We, however, want more than just a culture of preparedness - we are striving for a culture of self-reliance. What is the difference? Preparedness: State of being ready, possession of adequate resources. Self reliance: Reliance on one’s own resources, decisions and abilities. While the prepared person may have the goods they will need to survive an emergency, the self-reliant individual has in addition the capabilities, judgment, and resourcefulness to manage their own affairs, independently.
How can we create a culture of self-reliance within our homes? A yearning for independence in temporal matters must become a constant in our homes. It must become second nature in everyday living. As with a diet, we cannot starve for a short time, lose a little weight and then assume we are done. Self-reliance needs to be a change in our lifestyle in the same way weight loss requires a change in lifestyle. It means not just a change in our habits but a change in the very way we think.
Over the next few weeks and months we will examine activities and other steps to help create a family centered on self-reliance.
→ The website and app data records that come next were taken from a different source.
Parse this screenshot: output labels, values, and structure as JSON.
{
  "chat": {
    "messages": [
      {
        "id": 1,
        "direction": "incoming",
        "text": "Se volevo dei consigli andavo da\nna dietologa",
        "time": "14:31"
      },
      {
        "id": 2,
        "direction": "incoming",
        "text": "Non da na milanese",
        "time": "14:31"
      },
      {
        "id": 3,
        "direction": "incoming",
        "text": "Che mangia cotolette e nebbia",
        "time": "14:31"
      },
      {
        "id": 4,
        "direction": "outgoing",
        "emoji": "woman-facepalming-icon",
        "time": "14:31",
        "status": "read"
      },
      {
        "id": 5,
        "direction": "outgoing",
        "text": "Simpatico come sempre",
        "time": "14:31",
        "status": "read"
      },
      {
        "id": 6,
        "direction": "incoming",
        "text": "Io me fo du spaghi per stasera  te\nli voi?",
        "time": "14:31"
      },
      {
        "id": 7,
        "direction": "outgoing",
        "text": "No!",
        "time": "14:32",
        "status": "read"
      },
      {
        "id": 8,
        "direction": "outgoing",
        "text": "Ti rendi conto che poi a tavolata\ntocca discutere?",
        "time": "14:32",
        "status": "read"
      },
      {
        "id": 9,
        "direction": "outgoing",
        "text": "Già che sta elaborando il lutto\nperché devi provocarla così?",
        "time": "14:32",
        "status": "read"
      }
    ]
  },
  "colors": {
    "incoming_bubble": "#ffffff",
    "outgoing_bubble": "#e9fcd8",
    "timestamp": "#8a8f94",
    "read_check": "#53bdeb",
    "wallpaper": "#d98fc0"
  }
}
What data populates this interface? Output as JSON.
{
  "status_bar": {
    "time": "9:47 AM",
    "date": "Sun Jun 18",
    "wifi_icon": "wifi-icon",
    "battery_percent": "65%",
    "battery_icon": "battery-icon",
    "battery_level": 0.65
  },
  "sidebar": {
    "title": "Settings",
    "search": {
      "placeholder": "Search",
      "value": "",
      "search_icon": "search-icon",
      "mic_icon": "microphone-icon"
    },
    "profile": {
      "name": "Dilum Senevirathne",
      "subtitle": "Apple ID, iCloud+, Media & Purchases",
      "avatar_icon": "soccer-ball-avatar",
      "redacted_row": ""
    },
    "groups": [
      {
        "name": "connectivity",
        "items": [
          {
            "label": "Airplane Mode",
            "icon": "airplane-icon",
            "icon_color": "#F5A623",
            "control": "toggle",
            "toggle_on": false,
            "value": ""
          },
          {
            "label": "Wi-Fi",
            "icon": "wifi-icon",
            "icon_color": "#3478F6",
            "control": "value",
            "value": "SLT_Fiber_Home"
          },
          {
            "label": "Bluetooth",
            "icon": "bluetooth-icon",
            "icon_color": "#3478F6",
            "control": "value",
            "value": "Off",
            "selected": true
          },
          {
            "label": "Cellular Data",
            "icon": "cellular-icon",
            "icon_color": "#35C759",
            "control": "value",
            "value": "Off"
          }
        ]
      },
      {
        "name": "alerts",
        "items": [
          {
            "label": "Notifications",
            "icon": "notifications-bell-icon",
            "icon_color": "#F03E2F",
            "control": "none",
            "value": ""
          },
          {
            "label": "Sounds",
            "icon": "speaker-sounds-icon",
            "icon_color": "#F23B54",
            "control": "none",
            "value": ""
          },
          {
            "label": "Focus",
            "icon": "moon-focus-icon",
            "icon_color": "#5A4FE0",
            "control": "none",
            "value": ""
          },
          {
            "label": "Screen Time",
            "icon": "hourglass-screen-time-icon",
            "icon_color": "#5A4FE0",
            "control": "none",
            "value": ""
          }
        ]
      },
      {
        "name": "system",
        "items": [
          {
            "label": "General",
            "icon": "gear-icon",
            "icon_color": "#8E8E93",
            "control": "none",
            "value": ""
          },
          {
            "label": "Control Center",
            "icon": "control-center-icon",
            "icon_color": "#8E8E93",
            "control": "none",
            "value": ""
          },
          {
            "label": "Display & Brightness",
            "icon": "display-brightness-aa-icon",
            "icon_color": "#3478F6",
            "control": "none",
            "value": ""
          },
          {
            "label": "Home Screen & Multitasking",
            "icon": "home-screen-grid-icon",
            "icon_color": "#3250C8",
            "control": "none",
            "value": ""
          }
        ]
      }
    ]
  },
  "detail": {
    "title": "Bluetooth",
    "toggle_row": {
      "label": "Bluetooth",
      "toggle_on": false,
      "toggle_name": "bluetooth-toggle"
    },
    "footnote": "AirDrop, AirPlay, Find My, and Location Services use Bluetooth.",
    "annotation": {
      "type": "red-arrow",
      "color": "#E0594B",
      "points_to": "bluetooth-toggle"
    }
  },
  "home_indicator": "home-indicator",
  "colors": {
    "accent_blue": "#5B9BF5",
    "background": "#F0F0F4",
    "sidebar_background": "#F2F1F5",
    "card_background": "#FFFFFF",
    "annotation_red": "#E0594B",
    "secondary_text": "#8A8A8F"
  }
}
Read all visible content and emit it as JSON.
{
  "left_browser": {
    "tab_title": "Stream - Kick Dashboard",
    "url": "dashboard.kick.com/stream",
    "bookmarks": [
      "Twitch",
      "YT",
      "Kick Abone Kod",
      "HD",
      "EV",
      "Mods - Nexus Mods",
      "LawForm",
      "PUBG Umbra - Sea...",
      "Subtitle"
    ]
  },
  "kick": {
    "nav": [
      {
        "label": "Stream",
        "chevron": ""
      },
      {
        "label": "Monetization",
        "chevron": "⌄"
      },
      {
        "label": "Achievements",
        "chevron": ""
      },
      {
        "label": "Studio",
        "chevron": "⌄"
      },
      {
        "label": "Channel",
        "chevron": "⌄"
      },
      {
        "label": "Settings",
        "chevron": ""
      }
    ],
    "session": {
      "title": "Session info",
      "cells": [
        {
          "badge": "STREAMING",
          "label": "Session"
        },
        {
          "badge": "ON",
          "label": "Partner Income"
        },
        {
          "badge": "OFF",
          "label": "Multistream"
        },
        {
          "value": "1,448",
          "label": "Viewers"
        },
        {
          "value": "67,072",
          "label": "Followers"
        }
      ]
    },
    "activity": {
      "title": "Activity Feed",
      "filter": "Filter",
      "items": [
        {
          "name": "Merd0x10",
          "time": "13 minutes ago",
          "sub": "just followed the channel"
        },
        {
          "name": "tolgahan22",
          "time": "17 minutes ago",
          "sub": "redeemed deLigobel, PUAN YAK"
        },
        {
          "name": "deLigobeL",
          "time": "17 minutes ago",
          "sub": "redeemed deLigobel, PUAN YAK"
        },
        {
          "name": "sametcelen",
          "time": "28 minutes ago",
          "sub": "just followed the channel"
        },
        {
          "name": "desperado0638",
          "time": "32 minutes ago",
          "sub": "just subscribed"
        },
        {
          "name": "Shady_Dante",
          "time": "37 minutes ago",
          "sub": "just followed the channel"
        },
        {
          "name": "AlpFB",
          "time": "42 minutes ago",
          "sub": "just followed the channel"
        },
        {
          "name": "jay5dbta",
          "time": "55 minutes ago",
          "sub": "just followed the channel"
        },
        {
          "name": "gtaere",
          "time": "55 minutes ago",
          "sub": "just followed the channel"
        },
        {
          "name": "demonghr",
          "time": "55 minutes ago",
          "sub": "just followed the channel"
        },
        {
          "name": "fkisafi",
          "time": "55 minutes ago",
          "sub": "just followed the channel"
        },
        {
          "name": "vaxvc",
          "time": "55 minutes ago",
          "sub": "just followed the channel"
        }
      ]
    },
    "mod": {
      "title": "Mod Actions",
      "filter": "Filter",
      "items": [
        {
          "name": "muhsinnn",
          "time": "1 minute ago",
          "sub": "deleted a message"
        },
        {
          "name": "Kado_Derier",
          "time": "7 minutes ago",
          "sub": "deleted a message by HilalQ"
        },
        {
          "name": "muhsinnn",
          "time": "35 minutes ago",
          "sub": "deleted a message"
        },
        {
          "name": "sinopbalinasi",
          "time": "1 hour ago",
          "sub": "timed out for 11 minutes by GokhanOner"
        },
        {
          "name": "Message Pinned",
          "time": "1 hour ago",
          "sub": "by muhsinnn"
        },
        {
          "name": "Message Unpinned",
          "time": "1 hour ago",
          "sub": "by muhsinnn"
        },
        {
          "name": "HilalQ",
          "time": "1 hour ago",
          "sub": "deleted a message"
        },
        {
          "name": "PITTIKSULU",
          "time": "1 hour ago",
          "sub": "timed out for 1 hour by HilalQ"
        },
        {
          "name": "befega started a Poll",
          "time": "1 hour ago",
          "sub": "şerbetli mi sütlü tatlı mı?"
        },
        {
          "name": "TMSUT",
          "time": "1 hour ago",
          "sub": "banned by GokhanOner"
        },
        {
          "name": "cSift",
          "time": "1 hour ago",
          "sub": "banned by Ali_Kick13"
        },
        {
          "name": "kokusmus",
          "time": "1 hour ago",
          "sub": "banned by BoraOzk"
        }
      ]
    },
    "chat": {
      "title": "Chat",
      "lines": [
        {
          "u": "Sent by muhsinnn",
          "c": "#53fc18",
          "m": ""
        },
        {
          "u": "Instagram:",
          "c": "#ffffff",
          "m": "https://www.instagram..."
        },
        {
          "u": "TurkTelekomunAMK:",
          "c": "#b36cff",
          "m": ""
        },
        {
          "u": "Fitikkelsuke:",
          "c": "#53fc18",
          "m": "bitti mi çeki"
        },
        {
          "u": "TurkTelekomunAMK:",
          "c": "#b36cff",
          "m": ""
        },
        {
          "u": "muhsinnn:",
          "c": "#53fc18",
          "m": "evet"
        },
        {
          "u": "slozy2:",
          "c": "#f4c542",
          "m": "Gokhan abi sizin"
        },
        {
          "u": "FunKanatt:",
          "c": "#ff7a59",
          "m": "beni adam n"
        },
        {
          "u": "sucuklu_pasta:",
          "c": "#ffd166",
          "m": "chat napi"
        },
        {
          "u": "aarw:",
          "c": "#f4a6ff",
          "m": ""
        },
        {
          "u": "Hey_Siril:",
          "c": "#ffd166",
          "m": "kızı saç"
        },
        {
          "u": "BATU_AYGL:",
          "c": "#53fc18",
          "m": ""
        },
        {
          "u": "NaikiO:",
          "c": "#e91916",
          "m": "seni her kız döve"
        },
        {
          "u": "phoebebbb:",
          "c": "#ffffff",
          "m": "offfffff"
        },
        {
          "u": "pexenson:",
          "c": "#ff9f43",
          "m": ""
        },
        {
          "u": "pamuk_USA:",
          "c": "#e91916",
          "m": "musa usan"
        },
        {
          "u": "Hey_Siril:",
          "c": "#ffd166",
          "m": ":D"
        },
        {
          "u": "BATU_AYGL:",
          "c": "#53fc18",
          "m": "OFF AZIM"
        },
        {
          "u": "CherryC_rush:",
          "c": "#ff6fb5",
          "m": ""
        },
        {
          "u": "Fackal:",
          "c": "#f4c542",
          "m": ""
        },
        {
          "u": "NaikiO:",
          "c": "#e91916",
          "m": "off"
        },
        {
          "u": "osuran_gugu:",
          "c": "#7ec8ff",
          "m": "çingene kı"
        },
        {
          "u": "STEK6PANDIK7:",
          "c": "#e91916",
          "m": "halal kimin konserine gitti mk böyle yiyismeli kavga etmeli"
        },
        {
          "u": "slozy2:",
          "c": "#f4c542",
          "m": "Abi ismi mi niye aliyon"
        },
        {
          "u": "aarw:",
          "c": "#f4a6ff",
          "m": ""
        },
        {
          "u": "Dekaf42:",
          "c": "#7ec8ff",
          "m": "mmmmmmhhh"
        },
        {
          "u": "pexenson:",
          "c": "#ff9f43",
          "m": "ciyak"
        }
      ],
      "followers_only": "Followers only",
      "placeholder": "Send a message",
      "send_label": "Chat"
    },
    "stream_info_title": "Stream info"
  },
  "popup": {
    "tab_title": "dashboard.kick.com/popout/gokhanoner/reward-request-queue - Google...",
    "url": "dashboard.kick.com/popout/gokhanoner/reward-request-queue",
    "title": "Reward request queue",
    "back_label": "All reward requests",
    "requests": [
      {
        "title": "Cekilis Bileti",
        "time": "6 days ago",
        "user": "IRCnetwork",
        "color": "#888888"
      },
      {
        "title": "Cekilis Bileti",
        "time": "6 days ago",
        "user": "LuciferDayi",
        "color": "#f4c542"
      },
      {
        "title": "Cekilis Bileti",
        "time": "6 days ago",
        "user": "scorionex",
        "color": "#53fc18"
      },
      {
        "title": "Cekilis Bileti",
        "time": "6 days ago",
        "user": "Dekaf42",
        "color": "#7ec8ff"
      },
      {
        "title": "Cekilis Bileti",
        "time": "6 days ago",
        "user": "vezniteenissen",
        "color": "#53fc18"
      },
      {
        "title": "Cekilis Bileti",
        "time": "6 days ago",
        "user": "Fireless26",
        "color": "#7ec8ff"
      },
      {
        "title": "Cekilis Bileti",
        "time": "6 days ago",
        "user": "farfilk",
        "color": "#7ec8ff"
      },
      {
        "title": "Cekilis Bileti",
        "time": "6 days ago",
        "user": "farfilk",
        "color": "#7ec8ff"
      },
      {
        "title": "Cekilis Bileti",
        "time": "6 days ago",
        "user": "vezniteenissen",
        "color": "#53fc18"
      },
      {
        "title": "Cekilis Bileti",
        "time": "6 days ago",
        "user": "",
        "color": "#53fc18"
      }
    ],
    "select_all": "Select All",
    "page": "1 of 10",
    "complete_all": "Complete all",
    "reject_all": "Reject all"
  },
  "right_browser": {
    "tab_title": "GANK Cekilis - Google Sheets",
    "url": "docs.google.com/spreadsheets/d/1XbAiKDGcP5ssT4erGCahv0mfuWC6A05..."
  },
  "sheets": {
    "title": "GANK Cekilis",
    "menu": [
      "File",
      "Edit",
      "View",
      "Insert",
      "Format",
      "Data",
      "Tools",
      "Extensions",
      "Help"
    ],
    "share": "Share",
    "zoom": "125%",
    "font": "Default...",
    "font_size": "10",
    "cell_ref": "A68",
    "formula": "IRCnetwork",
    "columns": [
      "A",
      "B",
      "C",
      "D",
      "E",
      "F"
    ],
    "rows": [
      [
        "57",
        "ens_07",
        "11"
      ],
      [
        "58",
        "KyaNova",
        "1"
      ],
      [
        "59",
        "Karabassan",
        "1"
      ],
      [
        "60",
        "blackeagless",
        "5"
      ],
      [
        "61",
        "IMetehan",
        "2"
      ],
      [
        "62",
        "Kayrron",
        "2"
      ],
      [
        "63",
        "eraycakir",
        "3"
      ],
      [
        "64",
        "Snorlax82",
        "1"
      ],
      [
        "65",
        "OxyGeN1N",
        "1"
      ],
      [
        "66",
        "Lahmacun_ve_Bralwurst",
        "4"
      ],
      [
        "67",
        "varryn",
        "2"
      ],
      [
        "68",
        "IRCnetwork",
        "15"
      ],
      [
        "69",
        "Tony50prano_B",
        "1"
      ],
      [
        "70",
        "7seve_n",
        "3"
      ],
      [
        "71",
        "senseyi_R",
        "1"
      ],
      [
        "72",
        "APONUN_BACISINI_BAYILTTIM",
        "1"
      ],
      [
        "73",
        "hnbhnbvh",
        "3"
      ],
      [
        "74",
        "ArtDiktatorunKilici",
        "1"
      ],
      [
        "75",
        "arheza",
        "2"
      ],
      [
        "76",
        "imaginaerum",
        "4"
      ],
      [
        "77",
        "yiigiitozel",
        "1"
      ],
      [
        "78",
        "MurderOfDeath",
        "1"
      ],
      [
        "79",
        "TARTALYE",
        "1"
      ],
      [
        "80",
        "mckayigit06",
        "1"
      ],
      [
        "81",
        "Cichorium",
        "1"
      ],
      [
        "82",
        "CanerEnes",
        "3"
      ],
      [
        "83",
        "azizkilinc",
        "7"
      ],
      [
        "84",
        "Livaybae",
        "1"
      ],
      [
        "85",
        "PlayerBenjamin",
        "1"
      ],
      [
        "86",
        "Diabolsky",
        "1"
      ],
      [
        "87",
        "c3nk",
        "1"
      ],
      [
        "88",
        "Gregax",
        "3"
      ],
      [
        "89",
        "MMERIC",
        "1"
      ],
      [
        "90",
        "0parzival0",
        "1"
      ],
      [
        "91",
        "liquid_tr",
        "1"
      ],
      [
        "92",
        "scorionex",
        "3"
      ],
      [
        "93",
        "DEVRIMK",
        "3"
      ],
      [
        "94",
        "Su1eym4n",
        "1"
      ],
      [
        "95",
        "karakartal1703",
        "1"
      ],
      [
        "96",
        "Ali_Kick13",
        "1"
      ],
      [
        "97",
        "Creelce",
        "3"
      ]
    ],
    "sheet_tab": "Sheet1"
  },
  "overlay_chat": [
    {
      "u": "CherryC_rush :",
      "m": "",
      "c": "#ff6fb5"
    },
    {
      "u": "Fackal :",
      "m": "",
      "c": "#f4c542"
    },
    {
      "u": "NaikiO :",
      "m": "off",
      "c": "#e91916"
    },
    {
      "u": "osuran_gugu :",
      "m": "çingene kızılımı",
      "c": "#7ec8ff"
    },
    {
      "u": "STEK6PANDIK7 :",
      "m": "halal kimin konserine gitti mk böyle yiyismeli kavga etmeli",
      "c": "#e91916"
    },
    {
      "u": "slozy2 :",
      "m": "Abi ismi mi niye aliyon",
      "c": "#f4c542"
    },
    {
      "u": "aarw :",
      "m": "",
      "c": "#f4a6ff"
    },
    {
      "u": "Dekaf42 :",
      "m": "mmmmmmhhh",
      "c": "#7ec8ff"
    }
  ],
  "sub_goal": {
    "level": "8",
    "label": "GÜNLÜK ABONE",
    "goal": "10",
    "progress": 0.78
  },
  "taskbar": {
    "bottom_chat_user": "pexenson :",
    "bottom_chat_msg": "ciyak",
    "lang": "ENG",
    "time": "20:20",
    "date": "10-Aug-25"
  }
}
Step One: As a family begin by determining which emergencies and challenges may affect your family. Could there be a flood, house fire, burglary, hurricane, earthquake, wildfire, chemical spill, terrorist incident, tornado, civil unrest, or dust storm? At dinner address at least one of these. This should be easier now that we have experienced a pandemic. Our families understand there may be things out of our control that cause big changes for our family. Explain the things you had during the pandemic that you were grateful you had prepared. Discuss the things you did not have or could not easily get and help your family understand you want to be even more prepared next time a challenge arrives. Too often we want to protect our children from these crisis events but that is a huge mistake. Children sense when parents are stressed and they become more insecure if they are left wondering.